To study the event, they drew upon observations from Suzaku, a Japanese X-ray astronomy satellite. The clouds of high-temperature gas inside each cluster emit X-rays and allowed the team to map out the collision.
Next, the researchers pulled data from the European Space Agency’s space observatory XMM-Newton, which is more powerful. The observations showed a clear “bridge” about 1.5 million light-years across, linking the two clusters. That’s a large distance by most measures – the sun is only about 26,000 light-years away from the galactic center – but when it comes to galaxy clusters, that’s a tight squeeze.

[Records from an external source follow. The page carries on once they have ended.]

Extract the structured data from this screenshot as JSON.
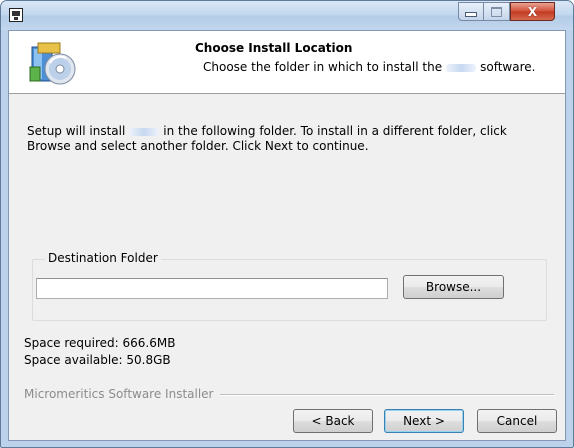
{
  "titlebar": {
    "icons": {
      "app": "setup-app-icon",
      "minimize": "minimize-icon",
      "maximize": "maximize-icon",
      "close": "close-icon"
    },
    "close_glyph": "X"
  },
  "header": {
    "title": "Choose Install Location",
    "subtitle_before": "Choose the folder in which to install the",
    "subtitle_after": "software.",
    "icon": "install-disk-icon"
  },
  "body": {
    "description_1": "Setup will install",
    "description_2": "in the following folder. To install in a different folder, click Browse and select another folder. Click Next to continue."
  },
  "destination": {
    "group_label": "Destination Folder",
    "path_value": "",
    "browse_label": "Browse..."
  },
  "space": {
    "required": "Space required: 666.6MB",
    "available": "Space available: 50.8GB"
  },
  "footer": {
    "branding": "Micromeritics Software Installer",
    "back_label": "< Back",
    "next_label": "Next >",
    "cancel_label": "Cancel"
  },
  "colors": {
    "accent": "#3c7fb1",
    "close_red": "#c23a22",
    "frame": "#bcd2ea"
  }
}
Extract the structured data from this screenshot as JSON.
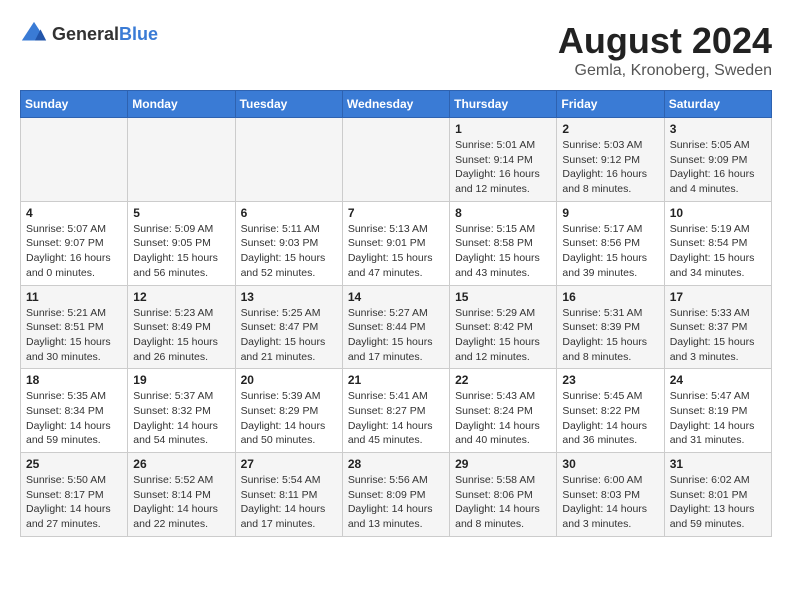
{
  "logo": {
    "text_general": "General",
    "text_blue": "Blue"
  },
  "title": {
    "month_year": "August 2024",
    "location": "Gemla, Kronoberg, Sweden"
  },
  "days_of_week": [
    "Sunday",
    "Monday",
    "Tuesday",
    "Wednesday",
    "Thursday",
    "Friday",
    "Saturday"
  ],
  "weeks": [
    [
      {
        "day": "",
        "info": ""
      },
      {
        "day": "",
        "info": ""
      },
      {
        "day": "",
        "info": ""
      },
      {
        "day": "",
        "info": ""
      },
      {
        "day": "1",
        "info": "Sunrise: 5:01 AM\nSunset: 9:14 PM\nDaylight: 16 hours\nand 12 minutes."
      },
      {
        "day": "2",
        "info": "Sunrise: 5:03 AM\nSunset: 9:12 PM\nDaylight: 16 hours\nand 8 minutes."
      },
      {
        "day": "3",
        "info": "Sunrise: 5:05 AM\nSunset: 9:09 PM\nDaylight: 16 hours\nand 4 minutes."
      }
    ],
    [
      {
        "day": "4",
        "info": "Sunrise: 5:07 AM\nSunset: 9:07 PM\nDaylight: 16 hours\nand 0 minutes."
      },
      {
        "day": "5",
        "info": "Sunrise: 5:09 AM\nSunset: 9:05 PM\nDaylight: 15 hours\nand 56 minutes."
      },
      {
        "day": "6",
        "info": "Sunrise: 5:11 AM\nSunset: 9:03 PM\nDaylight: 15 hours\nand 52 minutes."
      },
      {
        "day": "7",
        "info": "Sunrise: 5:13 AM\nSunset: 9:01 PM\nDaylight: 15 hours\nand 47 minutes."
      },
      {
        "day": "8",
        "info": "Sunrise: 5:15 AM\nSunset: 8:58 PM\nDaylight: 15 hours\nand 43 minutes."
      },
      {
        "day": "9",
        "info": "Sunrise: 5:17 AM\nSunset: 8:56 PM\nDaylight: 15 hours\nand 39 minutes."
      },
      {
        "day": "10",
        "info": "Sunrise: 5:19 AM\nSunset: 8:54 PM\nDaylight: 15 hours\nand 34 minutes."
      }
    ],
    [
      {
        "day": "11",
        "info": "Sunrise: 5:21 AM\nSunset: 8:51 PM\nDaylight: 15 hours\nand 30 minutes."
      },
      {
        "day": "12",
        "info": "Sunrise: 5:23 AM\nSunset: 8:49 PM\nDaylight: 15 hours\nand 26 minutes."
      },
      {
        "day": "13",
        "info": "Sunrise: 5:25 AM\nSunset: 8:47 PM\nDaylight: 15 hours\nand 21 minutes."
      },
      {
        "day": "14",
        "info": "Sunrise: 5:27 AM\nSunset: 8:44 PM\nDaylight: 15 hours\nand 17 minutes."
      },
      {
        "day": "15",
        "info": "Sunrise: 5:29 AM\nSunset: 8:42 PM\nDaylight: 15 hours\nand 12 minutes."
      },
      {
        "day": "16",
        "info": "Sunrise: 5:31 AM\nSunset: 8:39 PM\nDaylight: 15 hours\nand 8 minutes."
      },
      {
        "day": "17",
        "info": "Sunrise: 5:33 AM\nSunset: 8:37 PM\nDaylight: 15 hours\nand 3 minutes."
      }
    ],
    [
      {
        "day": "18",
        "info": "Sunrise: 5:35 AM\nSunset: 8:34 PM\nDaylight: 14 hours\nand 59 minutes."
      },
      {
        "day": "19",
        "info": "Sunrise: 5:37 AM\nSunset: 8:32 PM\nDaylight: 14 hours\nand 54 minutes."
      },
      {
        "day": "20",
        "info": "Sunrise: 5:39 AM\nSunset: 8:29 PM\nDaylight: 14 hours\nand 50 minutes."
      },
      {
        "day": "21",
        "info": "Sunrise: 5:41 AM\nSunset: 8:27 PM\nDaylight: 14 hours\nand 45 minutes."
      },
      {
        "day": "22",
        "info": "Sunrise: 5:43 AM\nSunset: 8:24 PM\nDaylight: 14 hours\nand 40 minutes."
      },
      {
        "day": "23",
        "info": "Sunrise: 5:45 AM\nSunset: 8:22 PM\nDaylight: 14 hours\nand 36 minutes."
      },
      {
        "day": "24",
        "info": "Sunrise: 5:47 AM\nSunset: 8:19 PM\nDaylight: 14 hours\nand 31 minutes."
      }
    ],
    [
      {
        "day": "25",
        "info": "Sunrise: 5:50 AM\nSunset: 8:17 PM\nDaylight: 14 hours\nand 27 minutes."
      },
      {
        "day": "26",
        "info": "Sunrise: 5:52 AM\nSunset: 8:14 PM\nDaylight: 14 hours\nand 22 minutes."
      },
      {
        "day": "27",
        "info": "Sunrise: 5:54 AM\nSunset: 8:11 PM\nDaylight: 14 hours\nand 17 minutes."
      },
      {
        "day": "28",
        "info": "Sunrise: 5:56 AM\nSunset: 8:09 PM\nDaylight: 14 hours\nand 13 minutes."
      },
      {
        "day": "29",
        "info": "Sunrise: 5:58 AM\nSunset: 8:06 PM\nDaylight: 14 hours\nand 8 minutes."
      },
      {
        "day": "30",
        "info": "Sunrise: 6:00 AM\nSunset: 8:03 PM\nDaylight: 14 hours\nand 3 minutes."
      },
      {
        "day": "31",
        "info": "Sunrise: 6:02 AM\nSunset: 8:01 PM\nDaylight: 13 hours\nand 59 minutes."
      }
    ]
  ]
}
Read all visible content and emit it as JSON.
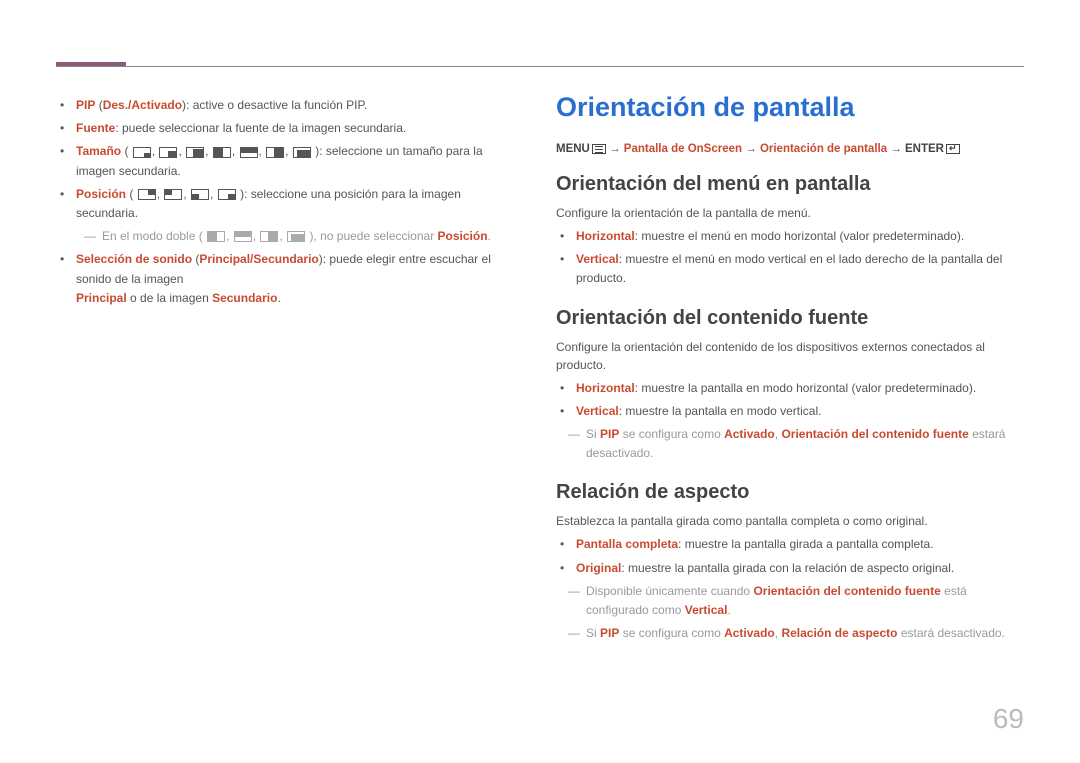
{
  "left": {
    "items": [
      {
        "label": "PIP",
        "paren": "Des./Activado",
        "rest": ": active o desactive la función PIP."
      },
      {
        "label": "Fuente",
        "rest": ": puede seleccionar la fuente de la imagen secundaria."
      },
      {
        "label": "Tamaño",
        "icons": true,
        "rest": ": seleccione un tamaño para la imagen secundaria."
      },
      {
        "label": "Posición",
        "icons2": true,
        "rest": ": seleccione una posición para la imagen secundaria."
      }
    ],
    "subnote_a": "En el modo doble (",
    "subnote_b": "), no puede seleccionar ",
    "subnote_c": "Posición",
    "subnote_d": ".",
    "sound_a": "Selección de sonido",
    "sound_b": "Principal/Secundario",
    "sound_rest": ": puede elegir entre escuchar el sonido de la imagen ",
    "sound_line2_a": "Principal",
    "sound_line2_mid": " o de la imagen ",
    "sound_line2_b": "Secundario",
    "sound_line2_end": "."
  },
  "right": {
    "h1": "Orientación de pantalla",
    "bc_menu": "MENU",
    "bc_arrow": " → ",
    "bc_a": "Pantalla de OnScreen",
    "bc_b": "Orientación de pantalla",
    "bc_enter": "ENTER",
    "h2a": "Orientación del menú en pantalla",
    "p_a": "Configure la orientación de la pantalla de menú.",
    "a_items": [
      {
        "label": "Horizontal",
        "rest": ": muestre el menú en modo horizontal (valor predeterminado)."
      },
      {
        "label": "Vertical",
        "rest": ": muestre el menú en modo vertical en el lado derecho de la pantalla del producto."
      }
    ],
    "h2b": "Orientación del contenido fuente",
    "p_b": "Configure la orientación del contenido de los dispositivos externos conectados al producto.",
    "b_items": [
      {
        "label": "Horizontal",
        "rest": ": muestre la pantalla en modo horizontal (valor predeterminado)."
      },
      {
        "label": "Vertical",
        "rest": ": muestre la pantalla en modo vertical."
      }
    ],
    "note_b_pre": "Si ",
    "note_b_pip": "PIP",
    "note_b_mid": " se configura como ",
    "note_b_act": "Activado",
    "note_b_sep": ", ",
    "note_b_oc": "Orientación del contenido fuente",
    "note_b_end": " estará desactivado.",
    "h2c": "Relación de aspecto",
    "p_c": "Establezca la pantalla girada como pantalla completa o como original.",
    "c_items": [
      {
        "label": "Pantalla completa",
        "rest": ": muestre la pantalla girada a pantalla completa."
      },
      {
        "label": "Original",
        "rest": ": muestre la pantalla girada con la relación de aspecto original."
      }
    ],
    "note_c1_pre": "Disponible únicamente cuando ",
    "note_c1_oc": "Orientación del contenido fuente",
    "note_c1_mid": " está configurado como ",
    "note_c1_v": "Vertical",
    "note_c1_end": ".",
    "note_c2_pre": "Si ",
    "note_c2_pip": "PIP",
    "note_c2_mid": " se configura como ",
    "note_c2_act": "Activado",
    "note_c2_sep": ", ",
    "note_c2_ra": "Relación de aspecto",
    "note_c2_end": " estará desactivado."
  },
  "page_number": "69"
}
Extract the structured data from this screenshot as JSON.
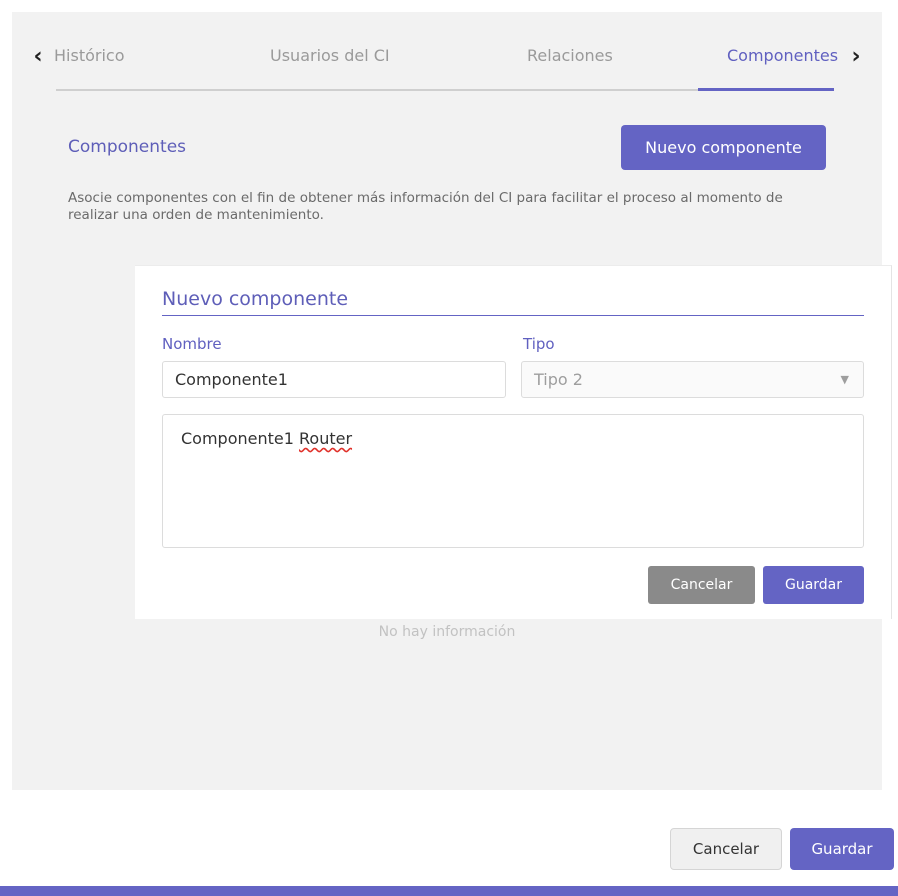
{
  "tabs": {
    "items": [
      {
        "label": "Histórico"
      },
      {
        "label": "Usuarios del CI"
      },
      {
        "label": "Relaciones"
      },
      {
        "label": "Componentes",
        "active": true
      }
    ],
    "prev_icon": "chevron-left-icon",
    "next_icon": "chevron-right-icon"
  },
  "section": {
    "title": "Componentes",
    "new_button": "Nuevo componente",
    "description": "Asocie componentes con el fin de obtener más información del CI para facilitar el proceso al momento de realizar una orden de mantenimiento.",
    "empty_message": "No hay información"
  },
  "form": {
    "title": "Nuevo componente",
    "name_label": "Nombre",
    "name_value": "Componente1",
    "type_label": "Tipo",
    "type_value": "Tipo 2",
    "description_text_1": "Componente1 ",
    "description_text_2": "Router",
    "cancel_label": "Cancelar",
    "save_label": "Guardar"
  },
  "footer": {
    "cancel_label": "Cancelar",
    "save_label": "Guardar"
  },
  "colors": {
    "accent": "#6464c4",
    "panel_bg": "#f2f2f2",
    "muted_button": "#8a8a8a"
  }
}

As such, the gas had already heated itself to about 72 million degrees Fahrenheit inside the clusters and to about 108 million F within the bridge. As part of the superheated collision, immense shock waves had formed coming from each direction, and the team set about estimating their size and power.
They derived some mind-boggling numbers.
“These shock waves have a width and depth 30 times larger than the diameter of our Milky Way galaxy,” said Yuki Omiya, a doctoral student at Nagoya University, in a statement.
But they wanted to know more about the sheer energy expended by the shock waves. That meant quantifying their speed and applying it to what they already knew about the waves’ dimensions.
The team analyzed the temperature distribution within the hot gas to estimate the velocity of the shock waves. They were traveling at about 930 miles per second, a number the researchers used to calculate the sheer force involved in just one of the waves. Every second, the wave consumes about as much energy as a billion suns would burn in a year.
Where does it all go? To heating gas, altering magnetic fields and accelerating particles close to the speed of light.
In 300 million years, the researchers estimate, the collision will have concluded, resulting in a single galaxy cluster.
In the meantime, they hope to further study the process by using Japan’s new X-ray satellite, XRISM, once it launches – the Japan Aerospace Exploration Agency postponed its liftoff on Sept. 3, 2023.
With XRISM, “We will be able to capture the turbulent nature of the high-temperature gas generated by the motion of the shock waves for the first time,” said Omiya.